Monday, February 6, 2012

Finding the Quiet Center by Vicki Doudera


Yesterday I’d planned to walk down the hill to church, but at the last minute I started re-thinking my decision.

There are so many clients I need to contact, I reasoned, plus two websites that need updating, long-overdue Facebooking, Tweeting, and blogging commitments, housework, and, oh yeah, the biggest “have to” of all, my 300+ page manuscript needing another revision and due in just a few short weeks.

There’s no way I can spare the time to sit quietly for an hour or so, I figured. What about fitting in some exercise? Making something for the Superbowl party? But then I thought about the times I do change my plans at the last minute and how usually I’m annoyed at myself later. So down the hill I went.

Come and find the quiet center in the crowded life we lead, find the room for hope to enter, find the frame where we are freed. Clear the chaos and the clutter, clear our eyes that we can see, all the things that really matter, be at peace and simply be.

Those words were the first verse of the opening hymn, Come and Find the Quiet Center, written by Shirley Murray in 1989. Our new music director prefers using the Steinway piano to the organ, and for me, this makes the music more approachable and meaningful. We stood and sang, and of course my eyes teared up instantly at the powerful message of the simple words. “Be at peace and simply be.” I found myself wondering whether this crazy Gemini knows how to do that anymore.


Even when I undertake solo endeavors such as hiking (there is a great trail walking distance from our house in the Camden Hills State Park – that’s the view pictured above) I’ve generally got my mind whirring away. Car trips to show property down on “the peninsulas” aren’t quiet times for reflection, they are opportunities for me to figure out Darby’s next move. (I used to make endless phone calls, but I gave that up at New Year’s.)  I’m sure it’s the same with you. You’re plotting out a troublesome scene, making that “to do” list a little longer, or wondering how you can write the next best seller.

Is it important to clear the chaos and the clutter? If so, how do you do it? Does it make you more productive when you do? (Oops – wrong question! But see, I can’t quite fathom the “simply be” part yet!)

I would love to hear how you find the quiet center. In the meantime, shalom to you, my writing friends!
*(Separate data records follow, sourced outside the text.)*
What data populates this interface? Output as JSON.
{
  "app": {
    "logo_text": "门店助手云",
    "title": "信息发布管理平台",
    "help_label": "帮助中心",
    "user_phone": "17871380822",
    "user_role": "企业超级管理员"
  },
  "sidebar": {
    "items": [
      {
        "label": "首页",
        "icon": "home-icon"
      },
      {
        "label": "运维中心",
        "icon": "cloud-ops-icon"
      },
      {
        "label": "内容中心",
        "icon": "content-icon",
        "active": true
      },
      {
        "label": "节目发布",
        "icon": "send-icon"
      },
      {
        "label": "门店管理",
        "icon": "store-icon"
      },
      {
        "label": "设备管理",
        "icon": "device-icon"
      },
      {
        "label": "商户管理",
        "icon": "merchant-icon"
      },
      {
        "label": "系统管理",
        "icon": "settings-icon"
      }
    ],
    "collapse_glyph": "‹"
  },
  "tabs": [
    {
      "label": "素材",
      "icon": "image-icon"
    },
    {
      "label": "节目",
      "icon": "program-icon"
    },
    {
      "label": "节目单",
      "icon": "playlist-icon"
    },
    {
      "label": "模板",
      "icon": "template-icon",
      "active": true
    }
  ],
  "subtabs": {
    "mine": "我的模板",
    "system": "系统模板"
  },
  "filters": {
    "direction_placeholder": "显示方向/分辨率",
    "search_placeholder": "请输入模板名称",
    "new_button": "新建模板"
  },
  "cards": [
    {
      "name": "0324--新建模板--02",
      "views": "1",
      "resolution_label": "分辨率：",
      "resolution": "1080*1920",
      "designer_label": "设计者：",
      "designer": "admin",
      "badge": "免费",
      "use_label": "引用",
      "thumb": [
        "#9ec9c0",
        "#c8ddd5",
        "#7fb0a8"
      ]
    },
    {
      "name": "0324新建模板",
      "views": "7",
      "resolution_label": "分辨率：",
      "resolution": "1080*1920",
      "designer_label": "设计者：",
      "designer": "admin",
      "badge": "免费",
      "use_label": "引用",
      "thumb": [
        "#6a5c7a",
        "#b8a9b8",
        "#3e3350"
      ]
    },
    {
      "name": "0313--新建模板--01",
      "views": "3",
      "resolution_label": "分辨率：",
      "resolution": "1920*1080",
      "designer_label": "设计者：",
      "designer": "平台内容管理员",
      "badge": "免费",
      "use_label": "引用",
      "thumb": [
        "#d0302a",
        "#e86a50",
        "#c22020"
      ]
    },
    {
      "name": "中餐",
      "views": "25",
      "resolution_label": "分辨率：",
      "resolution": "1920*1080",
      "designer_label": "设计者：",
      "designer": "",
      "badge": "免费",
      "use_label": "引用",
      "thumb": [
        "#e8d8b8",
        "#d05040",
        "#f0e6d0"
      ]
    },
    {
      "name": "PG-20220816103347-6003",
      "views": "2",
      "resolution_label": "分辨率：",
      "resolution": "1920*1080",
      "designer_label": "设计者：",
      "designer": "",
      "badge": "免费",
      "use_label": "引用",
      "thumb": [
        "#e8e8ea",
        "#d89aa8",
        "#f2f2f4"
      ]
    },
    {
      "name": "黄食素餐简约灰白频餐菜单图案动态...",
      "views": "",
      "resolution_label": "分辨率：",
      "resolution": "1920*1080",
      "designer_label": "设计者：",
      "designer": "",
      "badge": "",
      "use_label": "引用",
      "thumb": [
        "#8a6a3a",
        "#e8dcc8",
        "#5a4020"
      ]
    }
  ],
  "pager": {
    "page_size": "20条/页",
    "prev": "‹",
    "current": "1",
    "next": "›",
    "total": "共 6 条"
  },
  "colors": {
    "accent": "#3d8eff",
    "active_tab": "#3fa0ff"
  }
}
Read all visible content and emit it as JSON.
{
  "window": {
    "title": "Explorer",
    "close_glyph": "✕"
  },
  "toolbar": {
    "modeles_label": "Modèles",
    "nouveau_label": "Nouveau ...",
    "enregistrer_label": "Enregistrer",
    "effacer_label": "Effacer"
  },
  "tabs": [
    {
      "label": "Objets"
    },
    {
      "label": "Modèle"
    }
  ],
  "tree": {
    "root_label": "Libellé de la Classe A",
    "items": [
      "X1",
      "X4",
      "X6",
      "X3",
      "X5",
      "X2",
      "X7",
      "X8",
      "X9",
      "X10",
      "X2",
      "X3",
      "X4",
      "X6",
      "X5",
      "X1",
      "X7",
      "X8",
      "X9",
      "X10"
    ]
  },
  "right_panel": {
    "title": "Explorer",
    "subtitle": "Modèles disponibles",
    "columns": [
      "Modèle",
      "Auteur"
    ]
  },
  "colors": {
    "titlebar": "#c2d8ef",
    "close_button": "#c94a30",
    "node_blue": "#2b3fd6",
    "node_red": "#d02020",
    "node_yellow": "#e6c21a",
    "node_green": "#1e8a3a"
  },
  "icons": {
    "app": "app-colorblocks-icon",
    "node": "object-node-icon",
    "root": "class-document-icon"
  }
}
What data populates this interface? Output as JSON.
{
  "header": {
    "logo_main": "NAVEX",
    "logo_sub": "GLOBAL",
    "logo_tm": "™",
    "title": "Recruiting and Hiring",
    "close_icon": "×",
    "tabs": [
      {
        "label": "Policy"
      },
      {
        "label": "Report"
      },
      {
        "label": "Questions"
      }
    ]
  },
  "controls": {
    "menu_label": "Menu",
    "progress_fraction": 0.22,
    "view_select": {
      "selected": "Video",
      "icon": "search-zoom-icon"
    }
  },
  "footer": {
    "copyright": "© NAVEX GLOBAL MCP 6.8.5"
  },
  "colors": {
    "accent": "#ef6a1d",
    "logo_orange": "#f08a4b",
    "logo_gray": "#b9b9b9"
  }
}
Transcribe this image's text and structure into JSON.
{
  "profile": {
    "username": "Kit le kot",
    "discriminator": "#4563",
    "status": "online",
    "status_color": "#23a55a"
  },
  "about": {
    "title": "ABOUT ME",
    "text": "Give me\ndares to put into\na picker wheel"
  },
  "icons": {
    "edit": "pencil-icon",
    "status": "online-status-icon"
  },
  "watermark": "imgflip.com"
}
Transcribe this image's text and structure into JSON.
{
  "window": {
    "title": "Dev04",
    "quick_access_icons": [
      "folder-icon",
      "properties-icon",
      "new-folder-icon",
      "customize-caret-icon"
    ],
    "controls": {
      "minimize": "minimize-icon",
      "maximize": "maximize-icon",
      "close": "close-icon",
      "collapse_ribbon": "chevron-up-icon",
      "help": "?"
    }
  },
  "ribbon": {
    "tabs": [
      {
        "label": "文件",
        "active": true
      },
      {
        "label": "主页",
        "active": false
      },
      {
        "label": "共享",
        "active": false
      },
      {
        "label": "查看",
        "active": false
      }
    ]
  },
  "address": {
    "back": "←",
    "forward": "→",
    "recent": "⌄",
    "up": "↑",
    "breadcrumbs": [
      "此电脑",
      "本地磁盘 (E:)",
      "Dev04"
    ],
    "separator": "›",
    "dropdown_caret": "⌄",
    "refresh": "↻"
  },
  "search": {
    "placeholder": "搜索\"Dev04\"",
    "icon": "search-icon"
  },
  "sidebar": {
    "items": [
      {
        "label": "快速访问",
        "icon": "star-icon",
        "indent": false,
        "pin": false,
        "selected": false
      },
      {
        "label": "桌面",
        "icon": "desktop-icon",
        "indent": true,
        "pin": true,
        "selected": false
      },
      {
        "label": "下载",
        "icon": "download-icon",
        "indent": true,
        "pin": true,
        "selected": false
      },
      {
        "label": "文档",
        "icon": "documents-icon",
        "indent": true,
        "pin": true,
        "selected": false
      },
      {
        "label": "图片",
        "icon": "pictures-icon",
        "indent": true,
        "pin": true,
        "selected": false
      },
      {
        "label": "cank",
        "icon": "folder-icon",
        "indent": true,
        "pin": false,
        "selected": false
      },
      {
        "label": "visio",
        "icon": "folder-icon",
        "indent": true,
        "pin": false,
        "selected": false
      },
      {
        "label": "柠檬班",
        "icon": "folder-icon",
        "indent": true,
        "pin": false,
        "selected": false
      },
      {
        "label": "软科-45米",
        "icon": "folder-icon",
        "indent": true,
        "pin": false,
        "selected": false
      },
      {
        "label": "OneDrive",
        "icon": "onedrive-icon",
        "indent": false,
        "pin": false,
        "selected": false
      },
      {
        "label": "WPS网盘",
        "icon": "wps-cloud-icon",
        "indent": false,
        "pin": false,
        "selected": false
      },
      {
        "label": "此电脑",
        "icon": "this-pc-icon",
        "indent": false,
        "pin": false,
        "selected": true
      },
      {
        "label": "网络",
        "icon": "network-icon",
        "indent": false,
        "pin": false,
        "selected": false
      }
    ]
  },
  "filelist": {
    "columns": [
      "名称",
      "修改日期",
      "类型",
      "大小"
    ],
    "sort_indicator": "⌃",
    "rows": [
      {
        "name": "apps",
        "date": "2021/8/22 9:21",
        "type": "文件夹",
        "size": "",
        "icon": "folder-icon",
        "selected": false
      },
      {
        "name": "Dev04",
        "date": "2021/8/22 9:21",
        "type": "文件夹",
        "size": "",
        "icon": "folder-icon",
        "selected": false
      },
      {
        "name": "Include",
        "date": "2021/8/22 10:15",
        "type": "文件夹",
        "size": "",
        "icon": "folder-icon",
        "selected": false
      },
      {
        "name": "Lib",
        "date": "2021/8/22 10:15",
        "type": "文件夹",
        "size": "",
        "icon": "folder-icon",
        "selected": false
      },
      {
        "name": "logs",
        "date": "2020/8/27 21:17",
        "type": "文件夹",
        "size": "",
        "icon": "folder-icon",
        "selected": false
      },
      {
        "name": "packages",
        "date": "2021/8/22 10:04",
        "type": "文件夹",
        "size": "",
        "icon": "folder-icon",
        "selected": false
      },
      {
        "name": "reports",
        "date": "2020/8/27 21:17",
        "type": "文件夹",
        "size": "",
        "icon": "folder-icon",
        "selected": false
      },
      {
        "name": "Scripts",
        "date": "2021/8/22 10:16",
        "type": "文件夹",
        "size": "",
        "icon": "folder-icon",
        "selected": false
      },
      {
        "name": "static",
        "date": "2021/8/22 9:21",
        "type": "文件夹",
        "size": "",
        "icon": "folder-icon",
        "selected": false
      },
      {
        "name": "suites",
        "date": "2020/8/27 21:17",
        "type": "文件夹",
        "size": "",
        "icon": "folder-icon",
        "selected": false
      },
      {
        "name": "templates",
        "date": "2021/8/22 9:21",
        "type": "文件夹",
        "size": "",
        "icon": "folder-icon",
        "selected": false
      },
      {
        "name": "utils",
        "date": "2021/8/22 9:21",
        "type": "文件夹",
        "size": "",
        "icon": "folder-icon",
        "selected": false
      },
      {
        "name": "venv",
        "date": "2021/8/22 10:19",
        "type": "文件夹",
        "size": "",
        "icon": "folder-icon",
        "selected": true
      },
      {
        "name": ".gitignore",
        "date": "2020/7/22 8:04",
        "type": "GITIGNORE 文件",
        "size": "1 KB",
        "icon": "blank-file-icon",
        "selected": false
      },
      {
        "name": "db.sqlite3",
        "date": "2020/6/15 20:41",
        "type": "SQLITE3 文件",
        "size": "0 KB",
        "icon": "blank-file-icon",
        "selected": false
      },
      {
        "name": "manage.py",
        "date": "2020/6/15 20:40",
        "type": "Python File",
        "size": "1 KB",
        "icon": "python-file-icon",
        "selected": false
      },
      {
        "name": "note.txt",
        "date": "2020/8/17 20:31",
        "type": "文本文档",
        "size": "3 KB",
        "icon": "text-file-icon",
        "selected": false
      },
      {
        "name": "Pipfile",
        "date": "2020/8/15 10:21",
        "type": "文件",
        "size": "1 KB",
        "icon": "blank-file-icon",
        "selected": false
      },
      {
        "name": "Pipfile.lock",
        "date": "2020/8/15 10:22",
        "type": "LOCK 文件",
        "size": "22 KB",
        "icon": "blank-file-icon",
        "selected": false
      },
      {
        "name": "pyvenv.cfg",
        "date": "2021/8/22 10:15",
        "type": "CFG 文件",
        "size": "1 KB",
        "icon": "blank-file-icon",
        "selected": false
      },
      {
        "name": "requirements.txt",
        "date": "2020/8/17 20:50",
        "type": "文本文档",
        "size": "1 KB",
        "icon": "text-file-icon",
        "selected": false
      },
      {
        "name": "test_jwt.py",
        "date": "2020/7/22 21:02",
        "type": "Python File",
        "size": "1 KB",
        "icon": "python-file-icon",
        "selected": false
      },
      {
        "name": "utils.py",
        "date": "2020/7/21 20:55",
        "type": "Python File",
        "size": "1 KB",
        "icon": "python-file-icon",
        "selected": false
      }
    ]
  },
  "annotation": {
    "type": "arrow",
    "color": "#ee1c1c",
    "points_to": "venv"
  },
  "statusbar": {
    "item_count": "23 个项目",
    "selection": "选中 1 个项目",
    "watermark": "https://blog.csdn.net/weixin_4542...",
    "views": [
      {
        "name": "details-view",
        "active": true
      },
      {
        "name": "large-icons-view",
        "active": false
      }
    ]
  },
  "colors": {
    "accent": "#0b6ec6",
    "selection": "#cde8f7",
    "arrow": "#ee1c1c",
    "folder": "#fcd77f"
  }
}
Top producing Realtor Vicki Doudera uses high-stakes, luxury real estate as the setting for a suspenseful mystery series starring crime-solving, deal-making agent Darby Farr. A broker with a busy coastal firm since 2003 and former Realtor of the Year, Vicki’s next mystery, DEADLY OFFER, takes Darby to a winery where murder, mayhem, and Merlot all mingle. As in the popular KILLER LISTING and A HOUSE TO DIE FOR, Darby discovers a dangerous truth: real estate means real trouble. Read more about the Darby Farr Mystery Series and Vicki at her website,


Robin Allen said...

A long time ago, I rearranged my life to be able to do what I want to do, so a quiet center is the rule for me, not the exception. Plus, I'm an introvert, so there's little danger of over-extending myself with time-hogging appointments. But sometimes I do feel out-of-sorts, which is when I knit. (Well, I knit all the time, but I specifically pick up my needles in difficult times.) I also pray. Constantly.

Shannon Baker said...

I love this message. I tend to pack "doing" into my days and forget to just be. Thanks for the reminder... from one Gemini to another!

Keith Raffel said...

Vicki, I know what you mean. A day off each week is not a bad thing. Here's what Abraham Joshua Heschel said: "Six days a week we wrestle with the world, wringing profit from the earth.... Six days a week we seek to dominate the world, on the seventh day we try to dominate the self."

Kathleen Ernst said...

Great post, Vicki. It's difficult to do in our hectic lives. I sometimes meditate, although I need to do it on a regular basis. My hour-long ai chi class (which I get to about once a month) is great for that too...

Vicki Doudera said...

Robin, I look forward to hearing more about your rearrangement at some point...I definitely need pointers! I'm a knitter, too, but it doesn't always calm me down.

Shannon... we twins have to stay frenetic together!

Keith, a return to the Sabbath wouldn't be such a bad thing, and as our world gets increasingly speedier, I think we'll see more folks tuning out and tuning in.

Kathleen -- what is ai chi? I wish I could meditate. Going to give it another go.

Thanks, all!

Donna OShaughnessy said...

We have a farm. We are never closed. We have to make quiet tiem and it takes effort but it gets easier as I am aging. Who else will do it for me? So now I make soap when I need to be at peace. All the smells of those essential oils, the art of mixing and pouring, better than Xanax.